▸ **What this task involves**
Would you print the records below without changing anything?

Web page and app entries
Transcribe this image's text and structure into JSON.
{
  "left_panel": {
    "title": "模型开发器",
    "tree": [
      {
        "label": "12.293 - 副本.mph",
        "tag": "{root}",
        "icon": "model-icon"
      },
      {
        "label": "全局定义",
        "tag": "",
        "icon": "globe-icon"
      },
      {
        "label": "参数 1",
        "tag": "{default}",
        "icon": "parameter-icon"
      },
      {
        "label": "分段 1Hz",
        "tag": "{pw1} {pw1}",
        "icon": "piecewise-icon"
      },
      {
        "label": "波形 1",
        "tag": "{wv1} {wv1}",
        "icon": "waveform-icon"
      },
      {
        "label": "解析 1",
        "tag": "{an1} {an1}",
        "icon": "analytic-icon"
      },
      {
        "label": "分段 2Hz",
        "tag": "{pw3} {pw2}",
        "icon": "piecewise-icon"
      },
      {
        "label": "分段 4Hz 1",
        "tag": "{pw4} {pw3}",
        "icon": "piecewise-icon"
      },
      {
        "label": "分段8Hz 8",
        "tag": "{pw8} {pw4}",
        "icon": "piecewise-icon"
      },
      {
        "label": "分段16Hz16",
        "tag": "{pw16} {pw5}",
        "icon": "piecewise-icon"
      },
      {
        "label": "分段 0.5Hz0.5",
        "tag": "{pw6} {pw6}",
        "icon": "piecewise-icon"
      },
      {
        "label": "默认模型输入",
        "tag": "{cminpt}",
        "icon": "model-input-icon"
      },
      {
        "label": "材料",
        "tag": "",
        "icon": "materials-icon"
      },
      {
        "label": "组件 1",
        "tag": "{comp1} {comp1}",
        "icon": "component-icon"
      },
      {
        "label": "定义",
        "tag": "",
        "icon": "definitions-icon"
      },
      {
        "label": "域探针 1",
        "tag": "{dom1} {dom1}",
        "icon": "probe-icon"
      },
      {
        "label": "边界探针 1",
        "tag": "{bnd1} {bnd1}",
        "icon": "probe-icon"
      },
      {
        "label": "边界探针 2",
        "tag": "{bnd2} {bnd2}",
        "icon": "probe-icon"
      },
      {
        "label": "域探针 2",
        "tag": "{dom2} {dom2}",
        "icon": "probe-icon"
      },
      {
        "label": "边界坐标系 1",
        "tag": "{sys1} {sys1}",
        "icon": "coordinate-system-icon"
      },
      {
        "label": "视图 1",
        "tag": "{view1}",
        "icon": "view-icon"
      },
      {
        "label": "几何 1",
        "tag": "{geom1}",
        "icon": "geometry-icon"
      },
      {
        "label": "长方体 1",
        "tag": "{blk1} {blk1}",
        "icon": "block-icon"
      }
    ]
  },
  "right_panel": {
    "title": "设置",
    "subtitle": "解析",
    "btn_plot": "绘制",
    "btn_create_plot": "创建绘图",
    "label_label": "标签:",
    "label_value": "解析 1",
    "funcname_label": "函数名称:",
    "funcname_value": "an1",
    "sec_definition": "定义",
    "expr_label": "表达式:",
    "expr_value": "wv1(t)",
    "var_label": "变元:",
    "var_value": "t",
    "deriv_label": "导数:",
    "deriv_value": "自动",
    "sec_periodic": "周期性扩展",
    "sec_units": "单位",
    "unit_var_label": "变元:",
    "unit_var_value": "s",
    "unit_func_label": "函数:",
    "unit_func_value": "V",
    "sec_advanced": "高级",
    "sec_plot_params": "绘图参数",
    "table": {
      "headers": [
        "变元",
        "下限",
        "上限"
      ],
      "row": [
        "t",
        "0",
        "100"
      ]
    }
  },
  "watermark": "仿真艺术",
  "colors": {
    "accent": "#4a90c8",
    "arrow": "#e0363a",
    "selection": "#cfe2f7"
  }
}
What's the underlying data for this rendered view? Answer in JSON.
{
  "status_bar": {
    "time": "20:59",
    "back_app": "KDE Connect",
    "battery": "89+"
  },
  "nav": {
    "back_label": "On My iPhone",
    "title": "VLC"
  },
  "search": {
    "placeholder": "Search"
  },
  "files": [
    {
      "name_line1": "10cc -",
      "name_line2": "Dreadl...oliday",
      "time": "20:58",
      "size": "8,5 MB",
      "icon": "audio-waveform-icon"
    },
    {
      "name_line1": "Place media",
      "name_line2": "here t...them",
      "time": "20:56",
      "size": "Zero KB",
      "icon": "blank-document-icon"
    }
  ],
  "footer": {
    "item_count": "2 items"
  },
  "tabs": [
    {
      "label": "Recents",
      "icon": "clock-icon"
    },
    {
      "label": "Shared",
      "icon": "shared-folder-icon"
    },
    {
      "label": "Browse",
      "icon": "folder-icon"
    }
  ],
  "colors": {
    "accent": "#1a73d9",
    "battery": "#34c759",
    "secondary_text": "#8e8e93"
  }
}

▸ **Answer box**
Transcribe this image's text and structure into JSON.
{
  "left_panel": {
    "title": "模型开发器",
    "tree": [
      {
        "label": "12.293 - 副本.mph",
        "tag": "{root}",
        "icon": "model-icon"
      },
      {
        "label": "全局定义",
        "tag": "",
        "icon": "globe-icon"
      },
      {
        "label": "参数 1",
        "tag": "{default}",
        "icon": "parameter-icon"
      },
      {
        "label": "分段 1Hz",
        "tag": "{pw1} {pw1}",
        "icon": "piecewise-icon"
      },
      {
        "label": "波形 1",
        "tag": "{wv1} {wv1}",
        "icon": "waveform-icon"
      },
      {
        "label": "解析 1",
        "tag": "{an1} {an1}",
        "icon": "analytic-icon"
      },
      {
        "label": "分段 2Hz",
        "tag": "{pw3} {pw2}",
        "icon": "piecewise-icon"
      },
      {
        "label": "分段 4Hz 1",
        "tag": "{pw4} {pw3}",
        "icon": "piecewise-icon"
      },
      {
        "label": "分段8Hz 8",
        "tag": "{pw8} {pw4}",
        "icon": "piecewise-icon"
      },
      {
        "label": "分段16Hz16",
        "tag": "{pw16} {pw5}",
        "icon": "piecewise-icon"
      },
      {
        "label": "分段 0.5Hz0.5",
        "tag": "{pw6} {pw6}",
        "icon": "piecewise-icon"
      },
      {
        "label": "默认模型输入",
        "tag": "{cminpt}",
        "icon": "model-input-icon"
      },
      {
        "label": "材料",
        "tag": "",
        "icon": "materials-icon"
      },
      {
        "label": "组件 1",
        "tag": "{comp1} {comp1}",
        "icon": "component-icon"
      },
      {
        "label": "定义",
        "tag": "",
        "icon": "definitions-icon"
      },
      {
        "label": "域探针 1",
        "tag": "{dom1} {dom1}",
        "icon": "probe-icon"
      },
      {
        "label": "边界探针 1",
        "tag": "{bnd1} {bnd1}",
        "icon": "probe-icon"
      },
      {
        "label": "边界探针 2",
        "tag": "{bnd2} {bnd2}",
        "icon": "probe-icon"
      },
      {
        "label": "域探针 2",
        "tag": "{dom2} {dom2}",
        "icon": "probe-icon"
      },
      {
        "label": "边界坐标系 1",
        "tag": "{sys1} {sys1}",
        "icon": "coordinate-system-icon"
      },
      {
        "label": "视图 1",
        "tag": "{view1}",
        "icon": "view-icon"
      },
      {
        "label": "几何 1",
        "tag": "{geom1}",
        "icon": "geometry-icon"
      },
      {
        "label": "长方体 1",
        "tag": "{blk1} {blk1}",
        "icon": "block-icon"
      }
    ]
  },
  "right_panel": {
    "title": "设置",
    "subtitle": "解析",
    "btn_plot": "绘制",
    "btn_create_plot": "创建绘图",
    "label_label": "标签:",
    "label_value": "解析 1",
    "funcname_label": "函数名称:",
    "funcname_value": "an1",
    "sec_definition": "定义",
    "expr_label": "表达式:",
    "expr_value": "wv1(t)",
    "var_label": "变元:",
    "var_value": "t",
    "deriv_label": "导数:",
    "deriv_value": "自动",
    "sec_periodic": "周期性扩展",
    "sec_units": "单位",
    "unit_var_label": "变元:",
    "unit_var_value": "s",
    "unit_func_label": "函数:",
    "unit_func_value": "V",
    "sec_advanced": "高级",
    "sec_plot_params": "绘图参数",
    "table": {
      "headers": [
        "变元",
        "下限",
        "上限"
      ],
      "row": [
        "t",
        "0",
        "100"
      ]
    }
  },
  "watermark": "仿真艺术",
  "colors": {
    "accent": "#4a90c8",
    "arrow": "#e0363a",
    "selection": "#cfe2f7"
  }
}
What's the underlying data for this rendered view? Answer in JSON.
{
  "status_bar": {
    "time": "20:59",
    "back_app": "KDE Connect",
    "battery": "89+"
  },
  "nav": {
    "back_label": "On My iPhone",
    "title": "VLC"
  },
  "search": {
    "placeholder": "Search"
  },
  "files": [
    {
      "name_line1": "10cc -",
      "name_line2": "Dreadl...oliday",
      "time": "20:58",
      "size": "8,5 MB",
      "icon": "audio-waveform-icon"
    },
    {
      "name_line1": "Place media",
      "name_line2": "here t...them",
      "time": "20:56",
      "size": "Zero KB",
      "icon": "blank-document-icon"
    }
  ],
  "footer": {
    "item_count": "2 items"
  },
  "tabs": [
    {
      "label": "Recents",
      "icon": "clock-icon"
    },
    {
      "label": "Shared",
      "icon": "shared-folder-icon"
    },
    {
      "label": "Browse",
      "icon": "folder-icon"
    }
  ],
  "colors": {
    "accent": "#1a73d9",
    "battery": "#34c759",
    "secondary_text": "#8e8e93"
  }
}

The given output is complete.